Task prompt: Your task is to repeat the entries word for word while leaving out the pictures.

[Opening Records to use section]

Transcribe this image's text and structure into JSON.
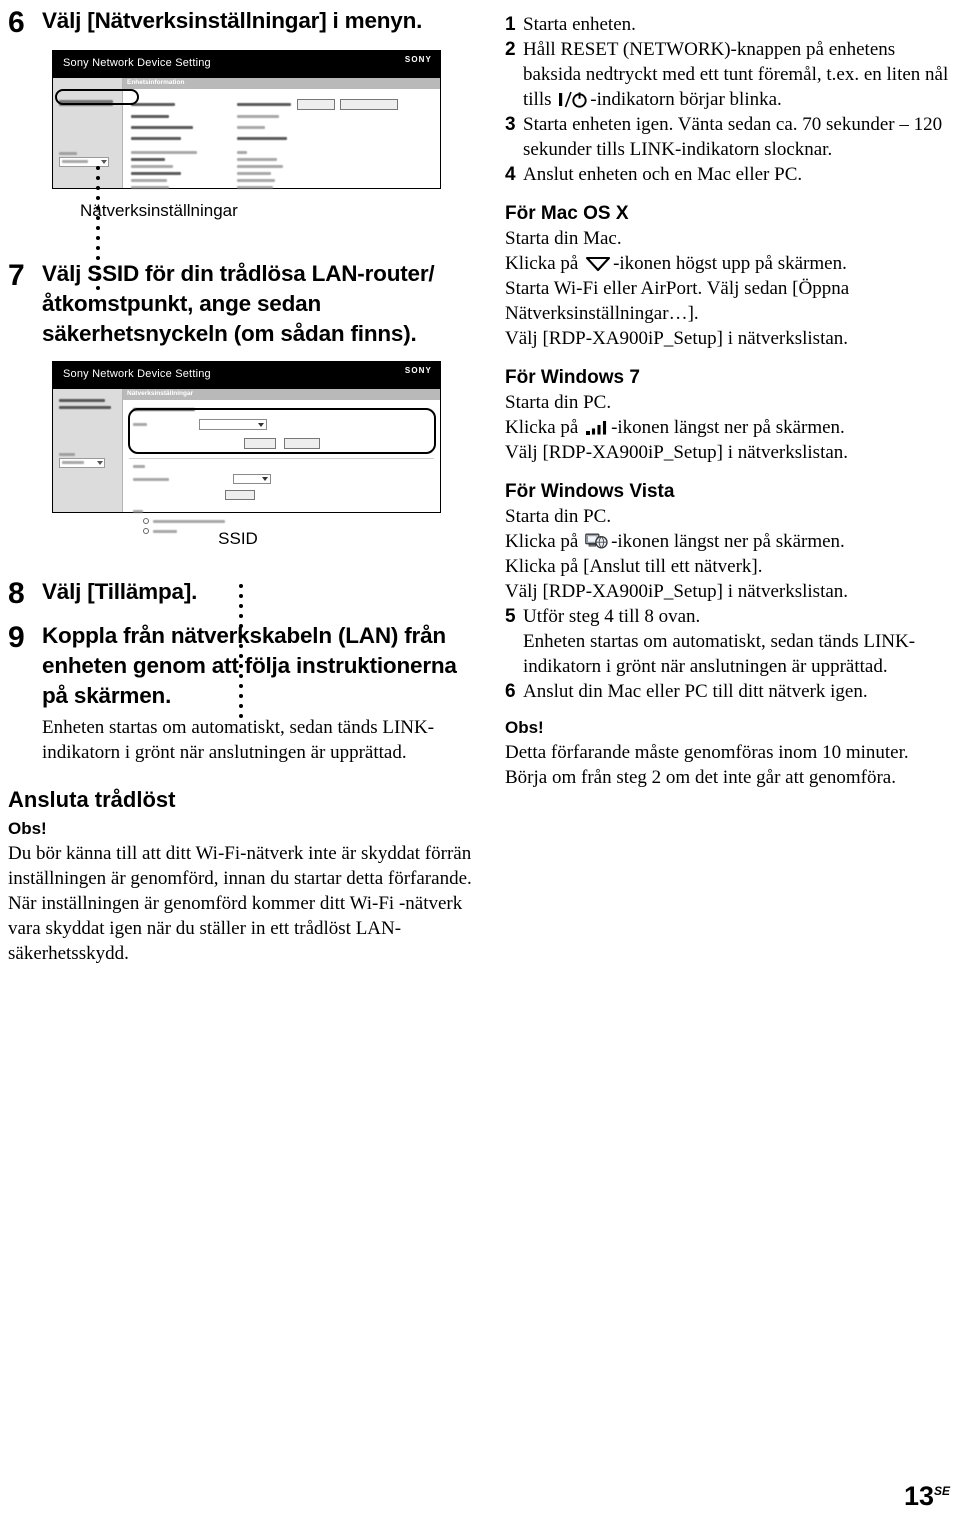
{
  "page": {
    "number": "13",
    "region_code": "SE"
  },
  "left_column": {
    "step6": {
      "number": "6",
      "text": "Välj [Nätverksinställningar] i menyn.",
      "screenshot": {
        "app_title": "Sony Network Device Setting",
        "brand": "SONY",
        "tab_label": "Enhetsinformation",
        "sidebar_item": "Nätverksinställningar",
        "language_label": "Språk",
        "language_value": "Svenska"
      },
      "caption": "Nätverksinställningar"
    },
    "step7": {
      "number": "7",
      "text": "Välj SSID för din trådlösa LAN-router/åtkomstpunkt, ange sedan säkerhetsnyckeln (om sådan finns).",
      "screenshot": {
        "app_title": "Sony Network Device Setting",
        "brand": "SONY",
        "tab_label": "Nätverksinställningar",
        "sidebar_item_1": "Enhetsinformation",
        "sidebar_item_2": "Nätverksinställningar",
        "group_label": "Sökning efter åtkomstpunkt",
        "field_label": "SSID",
        "button_apply": "Tillämpa",
        "button_refresh": "Uppdatera",
        "field2_label": "SSID",
        "field3_label": "Säkerhetsmetod",
        "field3_value": "Inga/öppen",
        "button_apply2": "Tillämpa",
        "radio_group_label": "WPS",
        "radio1": "Konfigurera genom knapptryckning",
        "radio2": "PIN-metod",
        "language_label": "Språk",
        "language_value": "Svenska"
      },
      "caption": "SSID"
    },
    "step8": {
      "number": "8",
      "text": "Välj [Tillämpa]."
    },
    "step9": {
      "number": "9",
      "text": "Koppla från nätverkskabeln (LAN) från enheten genom att följa instruktionerna på skärmen.",
      "body": "Enheten startas om automatiskt, sedan tänds LINK-indikatorn i grönt när anslutningen är upprättad."
    },
    "section": {
      "heading": "Ansluta trådlöst",
      "note_heading": "Obs!",
      "note_body": "Du bör känna till att ditt Wi-Fi-nätverk inte är skyddat förrän inställningen är genomförd, innan du startar detta förfarande. När inställningen är genomförd kommer ditt Wi-Fi -nätverk vara skyddat igen när du ställer in ett trådlöst LAN-säkerhetsskydd."
    }
  },
  "right_column": {
    "steps": [
      {
        "number": "1",
        "text": "Starta enheten."
      },
      {
        "number": "2",
        "text_before_icon": "Håll RESET (NETWORK)-knappen på enhetens baksida nedtryckt med ett tunt föremål, t.ex. en liten nål tills ",
        "icon": "power-standby-icon",
        "text_after_icon": "-indikatorn börjar blinka."
      },
      {
        "number": "3",
        "text": "Starta enheten igen. Vänta sedan ca. 70 sekunder – 120 sekunder tills LINK-indikatorn slocknar."
      },
      {
        "number": "4",
        "text": "Anslut enheten och en Mac eller PC."
      }
    ],
    "mac_section": {
      "heading": "För Mac OS X",
      "line1": "Starta din Mac.",
      "line2_before_icon": "Klicka på ",
      "line2_icon": "airport-wifi-icon",
      "line2_after_icon": "-ikonen högst upp på skärmen.",
      "line3": "Starta Wi-Fi eller AirPort. Välj sedan [Öppna Nätverksinställningar…].",
      "line4": "Välj [RDP-XA900iP_Setup] i nätverkslistan."
    },
    "win7_section": {
      "heading": "För Windows 7",
      "line1": "Starta din PC.",
      "line2_before_icon": "Klicka på ",
      "line2_icon": "signal-bars-icon",
      "line2_after_icon": "-ikonen längst ner på skärmen.",
      "line3": "Välj [RDP-XA900iP_Setup] i nätverkslistan."
    },
    "vista_section": {
      "heading": "För Windows Vista",
      "line1": "Starta din PC.",
      "line2_before_icon": "Klicka på ",
      "line2_icon": "network-globe-icon",
      "line2_after_icon": "-ikonen längst ner på skärmen.",
      "line3": "Klicka på [Anslut till ett nätverk].",
      "line4": "Välj [RDP-XA900iP_Setup] i nätverkslistan."
    },
    "steps_cont": [
      {
        "number": "5",
        "text": "Utför steg 4 till 8 ovan.",
        "body": "Enheten startas om automatiskt, sedan tänds LINK-indikatorn i grönt när anslutningen är upprättad."
      },
      {
        "number": "6",
        "text": "Anslut din Mac eller PC till ditt nätverk igen."
      }
    ],
    "note": {
      "heading": "Obs!",
      "body": "Detta förfarande måste genomföras inom 10 minuter. Börja om från steg 2 om det inte går att genomföra."
    }
  }
}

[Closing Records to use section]

The completed task:
Transcribe this image's text and structure into JSON.
{
  "page": {
    "number": "13",
    "region_code": "SE"
  },
  "left_column": {
    "step6": {
      "number": "6",
      "text": "Välj [Nätverksinställningar] i menyn.",
      "screenshot": {
        "app_title": "Sony Network Device Setting",
        "brand": "SONY",
        "tab_label": "Enhetsinformation",
        "sidebar_item": "Nätverksinställningar",
        "language_label": "Språk",
        "language_value": "Svenska"
      },
      "caption": "Nätverksinställningar"
    },
    "step7": {
      "number": "7",
      "text": "Välj SSID för din trådlösa LAN-router/åtkomstpunkt, ange sedan säkerhetsnyckeln (om sådan finns).",
      "screenshot": {
        "app_title": "Sony Network Device Setting",
        "brand": "SONY",
        "tab_label": "Nätverksinställningar",
        "sidebar_item_1": "Enhetsinformation",
        "sidebar_item_2": "Nätverksinställningar",
        "group_label": "Sökning efter åtkomstpunkt",
        "field_label": "SSID",
        "button_apply": "Tillämpa",
        "button_refresh": "Uppdatera",
        "field2_label": "SSID",
        "field3_label": "Säkerhetsmetod",
        "field3_value": "Inga/öppen",
        "button_apply2": "Tillämpa",
        "radio_group_label": "WPS",
        "radio1": "Konfigurera genom knapptryckning",
        "radio2": "PIN-metod",
        "language_label": "Språk",
        "language_value": "Svenska"
      },
      "caption": "SSID"
    },
    "step8": {
      "number": "8",
      "text": "Välj [Tillämpa]."
    },
    "step9": {
      "number": "9",
      "text": "Koppla från nätverkskabeln (LAN) från enheten genom att följa instruktionerna på skärmen.",
      "body": "Enheten startas om automatiskt, sedan tänds LINK-indikatorn i grönt när anslutningen är upprättad."
    },
    "section": {
      "heading": "Ansluta trådlöst",
      "note_heading": "Obs!",
      "note_body": "Du bör känna till att ditt Wi-Fi-nätverk inte är skyddat förrän inställningen är genomförd, innan du startar detta förfarande. När inställningen är genomförd kommer ditt Wi-Fi -nätverk vara skyddat igen när du ställer in ett trådlöst LAN-säkerhetsskydd."
    }
  },
  "right_column": {
    "steps": [
      {
        "number": "1",
        "text": "Starta enheten."
      },
      {
        "number": "2",
        "text_before_icon": "Håll RESET (NETWORK)-knappen på enhetens baksida nedtryckt med ett tunt föremål, t.ex. en liten nål tills ",
        "icon": "power-standby-icon",
        "text_after_icon": "-indikatorn börjar blinka."
      },
      {
        "number": "3",
        "text": "Starta enheten igen. Vänta sedan ca. 70 sekunder – 120 sekunder tills LINK-indikatorn slocknar."
      },
      {
        "number": "4",
        "text": "Anslut enheten och en Mac eller PC."
      }
    ],
    "mac_section": {
      "heading": "För Mac OS X",
      "line1": "Starta din Mac.",
      "line2_before_icon": "Klicka på ",
      "line2_icon": "airport-wifi-icon",
      "line2_after_icon": "-ikonen högst upp på skärmen.",
      "line3": "Starta Wi-Fi eller AirPort. Välj sedan [Öppna Nätverksinställningar…].",
      "line4": "Välj [RDP-XA900iP_Setup] i nätverkslistan."
    },
    "win7_section": {
      "heading": "För Windows 7",
      "line1": "Starta din PC.",
      "line2_before_icon": "Klicka på ",
      "line2_icon": "signal-bars-icon",
      "line2_after_icon": "-ikonen längst ner på skärmen.",
      "line3": "Välj [RDP-XA900iP_Setup] i nätverkslistan."
    },
    "vista_section": {
      "heading": "För Windows Vista",
      "line1": "Starta din PC.",
      "line2_before_icon": "Klicka på ",
      "line2_icon": "network-globe-icon",
      "line2_after_icon": "-ikonen längst ner på skärmen.",
      "line3": "Klicka på [Anslut till ett nätverk].",
      "line4": "Välj [RDP-XA900iP_Setup] i nätverkslistan."
    },
    "steps_cont": [
      {
        "number": "5",
        "text": "Utför steg 4 till 8 ovan.",
        "body": "Enheten startas om automatiskt, sedan tänds LINK-indikatorn i grönt när anslutningen är upprättad."
      },
      {
        "number": "6",
        "text": "Anslut din Mac eller PC till ditt nätverk igen."
      }
    ],
    "note": {
      "heading": "Obs!",
      "body": "Detta förfarande måste genomföras inom 10 minuter. Börja om från steg 2 om det inte går att genomföra."
    }
  }
}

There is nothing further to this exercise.